* **What needs to be done**
Whenever a line below includes the word "image", copy that line.
== Record excerpts
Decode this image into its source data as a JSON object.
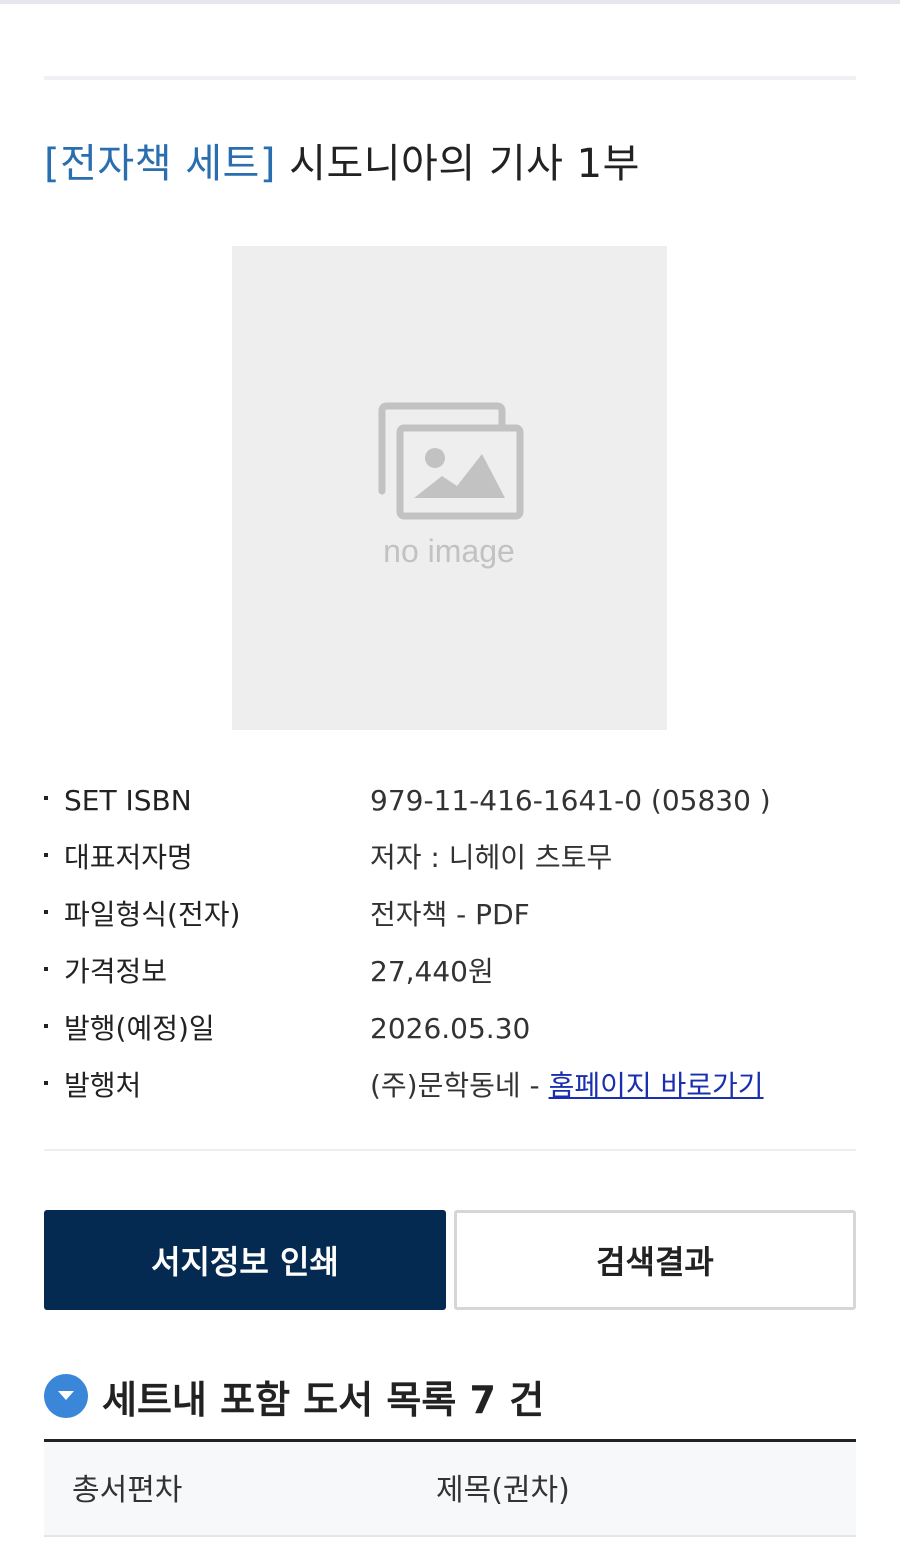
{
  "book": {
    "title_prefix": "[전자책 세트]",
    "title": "시도니아의 기사 1부",
    "cover_placeholder": "no image"
  },
  "meta": [
    {
      "label": "SET ISBN",
      "value": "979-11-416-1641-0 (05830 )"
    },
    {
      "label": "대표저자명",
      "value": "저자 : 니헤이 츠토무"
    },
    {
      "label": "파일형식(전자)",
      "value": "전자책 - PDF"
    },
    {
      "label": "가격정보",
      "value": "27,440원"
    },
    {
      "label": "발행(예정)일",
      "value": "2026.05.30"
    },
    {
      "label": "발행처",
      "value": "(주)문학동네 - ",
      "link": "홈페이지 바로가기"
    }
  ],
  "buttons": {
    "print": "서지정보 인쇄",
    "results": "검색결과"
  },
  "set_list": {
    "heading": "세트내 포함 도서 목록 7 건",
    "columns": [
      "총서편차",
      "제목(권차)"
    ]
  },
  "colors": {
    "accent": "#2a6eb0",
    "button_dark": "#052a52",
    "link": "#1a2fb0",
    "circle": "#3a86d9"
  }
}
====
* **Exercise output**
Decode this image into its source data as a JSON object.
    "cover_placeholder": "no image"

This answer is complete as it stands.